You may recognize some faces here or there, but frankly no one is a well known actor other than Diesel save the aforementioned Sackoff and I’m wondering if her fan base is slimmer than I think. Everyone plays into their roles just fine, but the bad accents, exaggerated personalities, and Sackoff’s specific behavior is likely due to the director’s lead. It looks like community theater at times with each actor trying to be more over-the-top than the other – after all, these are all hardcore mercs, right? – but it doesn’t come off as real. I also hated the way women were portrayed. Not only is her character’s named Dahl, which is a pun Riddick can’t help but use a couple of times, but she is really the only female in the movie. One other throw away character appears to have been a sex slave as her only purpose and the nameless concubines from the beginning aren’t allowed to speak or wear clothes. Furthermore as the only female character the writers just couldn’t help blatantly making her a teenager’s fantasy – she’s a lesbian (but hints at possibly sleeping with the right guy), she’s constantly in low cut shirts, and of course decides to take a topless sink shower in which almost nothing happens aside from seeing her breasts. As a gamer who doesn’t really care all that much about political correctness I don’t really find these factors offensive (although I didn’t think Sackoff would accept a role like this), I just find her character so completely unbelievable that it deters from my ability to get into the film. Even the better developed characters like Riddick, which I must stress has had two full movies and more than four writers to assist in his background, are only fleshed out to show and tell us things about him anyone who’s seen the previous films already knows.

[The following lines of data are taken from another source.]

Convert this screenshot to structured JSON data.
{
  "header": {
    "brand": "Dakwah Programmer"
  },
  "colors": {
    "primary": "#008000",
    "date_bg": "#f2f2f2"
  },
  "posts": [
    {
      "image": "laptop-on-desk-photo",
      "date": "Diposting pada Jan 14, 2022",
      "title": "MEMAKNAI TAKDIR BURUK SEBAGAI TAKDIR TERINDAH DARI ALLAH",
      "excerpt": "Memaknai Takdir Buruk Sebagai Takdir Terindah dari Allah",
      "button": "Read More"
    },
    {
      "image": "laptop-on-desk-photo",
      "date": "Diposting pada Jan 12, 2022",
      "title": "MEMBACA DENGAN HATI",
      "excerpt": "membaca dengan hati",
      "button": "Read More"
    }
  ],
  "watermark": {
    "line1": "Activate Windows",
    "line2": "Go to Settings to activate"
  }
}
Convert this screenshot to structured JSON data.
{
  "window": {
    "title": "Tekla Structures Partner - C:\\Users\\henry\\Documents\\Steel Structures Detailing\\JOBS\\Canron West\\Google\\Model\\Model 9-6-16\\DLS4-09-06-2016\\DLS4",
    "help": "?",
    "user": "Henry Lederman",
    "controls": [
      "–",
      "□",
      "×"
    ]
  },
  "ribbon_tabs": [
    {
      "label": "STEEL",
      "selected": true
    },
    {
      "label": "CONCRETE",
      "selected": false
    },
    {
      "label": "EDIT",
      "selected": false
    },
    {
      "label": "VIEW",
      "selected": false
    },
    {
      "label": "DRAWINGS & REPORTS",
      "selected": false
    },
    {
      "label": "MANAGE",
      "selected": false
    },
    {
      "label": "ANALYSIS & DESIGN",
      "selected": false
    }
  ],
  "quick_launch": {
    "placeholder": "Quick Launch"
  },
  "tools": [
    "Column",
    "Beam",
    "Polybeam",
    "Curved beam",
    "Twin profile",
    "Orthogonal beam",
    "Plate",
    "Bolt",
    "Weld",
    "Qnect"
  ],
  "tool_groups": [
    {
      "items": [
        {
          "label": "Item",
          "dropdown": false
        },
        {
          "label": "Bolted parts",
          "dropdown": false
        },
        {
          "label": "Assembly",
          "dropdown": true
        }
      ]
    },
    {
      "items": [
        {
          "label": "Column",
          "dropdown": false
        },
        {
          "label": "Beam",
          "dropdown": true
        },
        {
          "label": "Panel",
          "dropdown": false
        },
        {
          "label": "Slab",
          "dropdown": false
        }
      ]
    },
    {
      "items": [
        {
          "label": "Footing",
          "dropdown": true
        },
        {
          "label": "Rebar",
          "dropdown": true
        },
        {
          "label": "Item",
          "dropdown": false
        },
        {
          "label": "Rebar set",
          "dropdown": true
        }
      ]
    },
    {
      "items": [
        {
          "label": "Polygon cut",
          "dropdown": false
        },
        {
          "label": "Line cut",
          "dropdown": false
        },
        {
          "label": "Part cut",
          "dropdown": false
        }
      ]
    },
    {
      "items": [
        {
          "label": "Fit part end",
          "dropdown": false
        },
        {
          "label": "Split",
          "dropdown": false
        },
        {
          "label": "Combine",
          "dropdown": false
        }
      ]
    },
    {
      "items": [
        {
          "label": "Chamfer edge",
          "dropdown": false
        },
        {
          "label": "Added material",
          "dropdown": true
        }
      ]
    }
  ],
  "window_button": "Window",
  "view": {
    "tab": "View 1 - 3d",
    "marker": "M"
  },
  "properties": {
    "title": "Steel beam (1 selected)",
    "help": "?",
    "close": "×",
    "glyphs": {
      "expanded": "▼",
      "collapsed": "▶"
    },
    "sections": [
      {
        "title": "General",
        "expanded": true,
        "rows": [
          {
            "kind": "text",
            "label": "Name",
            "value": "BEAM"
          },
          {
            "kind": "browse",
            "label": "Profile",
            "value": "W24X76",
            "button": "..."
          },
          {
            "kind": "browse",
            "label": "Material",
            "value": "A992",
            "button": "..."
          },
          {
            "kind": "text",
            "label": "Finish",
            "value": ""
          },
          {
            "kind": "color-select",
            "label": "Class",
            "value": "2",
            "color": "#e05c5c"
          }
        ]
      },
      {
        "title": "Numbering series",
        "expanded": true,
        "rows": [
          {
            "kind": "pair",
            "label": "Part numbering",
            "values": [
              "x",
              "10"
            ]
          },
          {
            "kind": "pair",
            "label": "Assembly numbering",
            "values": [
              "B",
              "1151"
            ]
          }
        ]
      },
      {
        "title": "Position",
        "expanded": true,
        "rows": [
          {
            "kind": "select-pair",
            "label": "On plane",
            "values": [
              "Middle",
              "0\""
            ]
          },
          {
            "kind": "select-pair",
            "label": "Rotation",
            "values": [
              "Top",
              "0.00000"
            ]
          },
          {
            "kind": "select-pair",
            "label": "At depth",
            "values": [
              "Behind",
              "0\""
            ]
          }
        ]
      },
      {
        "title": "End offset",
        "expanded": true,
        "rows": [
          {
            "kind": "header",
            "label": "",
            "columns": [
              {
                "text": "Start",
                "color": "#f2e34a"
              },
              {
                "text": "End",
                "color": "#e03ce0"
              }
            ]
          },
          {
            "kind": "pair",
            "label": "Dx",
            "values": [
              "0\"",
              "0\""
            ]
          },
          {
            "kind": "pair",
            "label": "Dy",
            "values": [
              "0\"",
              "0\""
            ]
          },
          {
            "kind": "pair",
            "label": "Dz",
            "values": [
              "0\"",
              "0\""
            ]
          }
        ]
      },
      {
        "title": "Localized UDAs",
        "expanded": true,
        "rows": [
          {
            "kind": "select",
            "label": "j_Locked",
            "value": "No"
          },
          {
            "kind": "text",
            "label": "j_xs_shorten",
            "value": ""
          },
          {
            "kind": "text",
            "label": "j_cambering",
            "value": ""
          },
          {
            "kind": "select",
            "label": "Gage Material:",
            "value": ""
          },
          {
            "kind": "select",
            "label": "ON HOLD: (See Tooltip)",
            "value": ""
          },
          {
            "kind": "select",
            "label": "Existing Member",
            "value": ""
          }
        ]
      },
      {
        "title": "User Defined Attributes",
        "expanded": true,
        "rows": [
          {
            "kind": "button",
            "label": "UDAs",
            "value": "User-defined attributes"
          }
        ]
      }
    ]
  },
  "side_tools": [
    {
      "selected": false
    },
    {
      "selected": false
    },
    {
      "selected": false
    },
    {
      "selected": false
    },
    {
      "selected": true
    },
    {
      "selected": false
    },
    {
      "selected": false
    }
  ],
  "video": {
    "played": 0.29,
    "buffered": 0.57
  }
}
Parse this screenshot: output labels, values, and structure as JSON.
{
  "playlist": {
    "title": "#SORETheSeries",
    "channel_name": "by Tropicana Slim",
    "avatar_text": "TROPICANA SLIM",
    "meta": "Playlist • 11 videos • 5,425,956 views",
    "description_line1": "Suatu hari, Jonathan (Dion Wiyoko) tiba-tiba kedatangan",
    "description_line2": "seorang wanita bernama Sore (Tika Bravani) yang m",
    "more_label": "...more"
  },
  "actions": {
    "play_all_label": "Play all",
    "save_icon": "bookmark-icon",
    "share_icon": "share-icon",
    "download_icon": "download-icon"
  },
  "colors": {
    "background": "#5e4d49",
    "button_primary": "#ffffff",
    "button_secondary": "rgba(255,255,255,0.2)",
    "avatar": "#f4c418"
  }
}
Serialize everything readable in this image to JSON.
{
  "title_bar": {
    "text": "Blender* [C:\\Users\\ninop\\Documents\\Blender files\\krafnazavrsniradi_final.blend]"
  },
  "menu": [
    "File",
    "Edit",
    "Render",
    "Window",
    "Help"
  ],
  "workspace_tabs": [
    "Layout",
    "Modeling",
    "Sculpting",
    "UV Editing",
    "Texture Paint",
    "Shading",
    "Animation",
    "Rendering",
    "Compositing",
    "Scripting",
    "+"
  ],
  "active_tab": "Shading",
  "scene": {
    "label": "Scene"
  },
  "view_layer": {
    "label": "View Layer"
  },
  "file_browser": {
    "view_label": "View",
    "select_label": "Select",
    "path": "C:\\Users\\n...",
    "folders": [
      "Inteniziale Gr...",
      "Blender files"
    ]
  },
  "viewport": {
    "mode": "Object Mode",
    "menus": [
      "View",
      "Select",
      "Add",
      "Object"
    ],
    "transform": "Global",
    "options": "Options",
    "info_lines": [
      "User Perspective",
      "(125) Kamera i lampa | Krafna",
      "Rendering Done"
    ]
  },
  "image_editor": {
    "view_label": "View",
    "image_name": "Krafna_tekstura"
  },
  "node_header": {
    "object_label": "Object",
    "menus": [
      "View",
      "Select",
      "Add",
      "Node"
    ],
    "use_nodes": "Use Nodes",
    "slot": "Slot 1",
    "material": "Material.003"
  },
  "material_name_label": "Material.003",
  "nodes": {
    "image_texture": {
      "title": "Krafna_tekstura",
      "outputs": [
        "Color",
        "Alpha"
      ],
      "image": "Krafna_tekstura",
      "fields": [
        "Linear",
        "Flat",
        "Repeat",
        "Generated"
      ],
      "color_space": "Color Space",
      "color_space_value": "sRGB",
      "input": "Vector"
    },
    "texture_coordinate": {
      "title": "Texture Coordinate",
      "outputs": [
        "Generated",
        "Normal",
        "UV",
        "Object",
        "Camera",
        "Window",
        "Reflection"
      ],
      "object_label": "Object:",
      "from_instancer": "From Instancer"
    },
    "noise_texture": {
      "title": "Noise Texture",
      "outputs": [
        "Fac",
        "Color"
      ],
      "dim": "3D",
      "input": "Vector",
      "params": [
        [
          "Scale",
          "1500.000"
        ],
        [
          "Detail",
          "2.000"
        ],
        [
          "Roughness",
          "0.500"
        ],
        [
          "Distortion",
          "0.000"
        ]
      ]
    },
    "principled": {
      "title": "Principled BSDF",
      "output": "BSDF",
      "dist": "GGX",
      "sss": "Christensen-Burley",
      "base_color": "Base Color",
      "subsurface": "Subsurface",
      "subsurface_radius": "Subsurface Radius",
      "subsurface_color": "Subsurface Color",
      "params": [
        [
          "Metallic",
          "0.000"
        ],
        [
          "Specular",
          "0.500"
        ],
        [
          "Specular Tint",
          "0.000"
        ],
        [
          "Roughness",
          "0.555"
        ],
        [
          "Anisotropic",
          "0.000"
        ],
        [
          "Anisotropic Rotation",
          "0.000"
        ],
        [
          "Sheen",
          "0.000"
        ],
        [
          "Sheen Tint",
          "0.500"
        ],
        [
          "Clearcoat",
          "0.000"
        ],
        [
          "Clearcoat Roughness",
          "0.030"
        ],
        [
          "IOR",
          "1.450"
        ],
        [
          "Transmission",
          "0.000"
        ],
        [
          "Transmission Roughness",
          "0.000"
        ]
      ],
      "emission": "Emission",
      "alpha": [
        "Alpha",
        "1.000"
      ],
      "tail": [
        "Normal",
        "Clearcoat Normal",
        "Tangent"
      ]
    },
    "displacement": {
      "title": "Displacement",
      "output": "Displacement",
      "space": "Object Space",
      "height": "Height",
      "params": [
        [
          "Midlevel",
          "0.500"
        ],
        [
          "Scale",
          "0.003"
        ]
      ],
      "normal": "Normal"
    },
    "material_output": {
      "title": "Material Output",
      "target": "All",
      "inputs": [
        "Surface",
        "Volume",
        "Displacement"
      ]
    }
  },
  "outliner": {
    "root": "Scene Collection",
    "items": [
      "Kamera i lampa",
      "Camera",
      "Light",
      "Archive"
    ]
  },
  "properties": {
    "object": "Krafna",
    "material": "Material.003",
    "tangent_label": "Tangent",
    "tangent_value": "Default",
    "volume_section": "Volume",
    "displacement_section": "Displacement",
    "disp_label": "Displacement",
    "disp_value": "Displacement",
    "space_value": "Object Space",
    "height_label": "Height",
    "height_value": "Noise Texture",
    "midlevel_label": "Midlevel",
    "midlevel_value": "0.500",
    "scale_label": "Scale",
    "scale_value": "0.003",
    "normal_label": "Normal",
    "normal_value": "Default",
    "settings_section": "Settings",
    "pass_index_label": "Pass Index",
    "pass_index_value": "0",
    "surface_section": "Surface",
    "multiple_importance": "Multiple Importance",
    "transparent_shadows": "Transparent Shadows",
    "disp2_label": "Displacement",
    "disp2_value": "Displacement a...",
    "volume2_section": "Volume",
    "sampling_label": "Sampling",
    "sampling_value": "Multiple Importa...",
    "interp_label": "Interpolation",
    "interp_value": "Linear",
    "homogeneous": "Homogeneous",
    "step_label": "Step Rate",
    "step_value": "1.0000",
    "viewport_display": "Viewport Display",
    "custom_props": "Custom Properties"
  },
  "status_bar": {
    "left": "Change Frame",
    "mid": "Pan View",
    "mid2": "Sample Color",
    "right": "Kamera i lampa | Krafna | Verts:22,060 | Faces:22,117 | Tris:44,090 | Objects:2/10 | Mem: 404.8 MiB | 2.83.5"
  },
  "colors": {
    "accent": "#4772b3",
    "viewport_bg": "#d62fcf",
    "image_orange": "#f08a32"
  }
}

Needless to say I was disappointed in what I hoped would be a solid third addition to this eclectic franchise. It got back to basics with the Riddick character, it had Vin Diesel, and it was rated R, that’s really all I asked for. Unfortunately the dialogue and recycled plot spoiled it all. No joke, this film could be sued for copyright violation if it wasn’t stealing from the other two movies in its franchise. Thankfully the action that makes up at least half of the film swoops in to save the day and when the dust settles it’s almost a zero sum game. In short, if you always found Riddick movies to have bad plot/dialogue and are just in it to see Vin Diesel be a badass, then you will not be disappointed. If you instead found yourself focusing on the intricate way Pitch Black dealt with the juxtaposition of good and evil in human beings or Chronicles of Riddick questions if actions intended to protect instead lead to worse danger, then you’re going to struggle with Riddick. No substance, no subtlety, just blatant swears, violence, and boobs, which some studio head probably thought would be perfect for a movie like this.
Final Score: 2 out of 5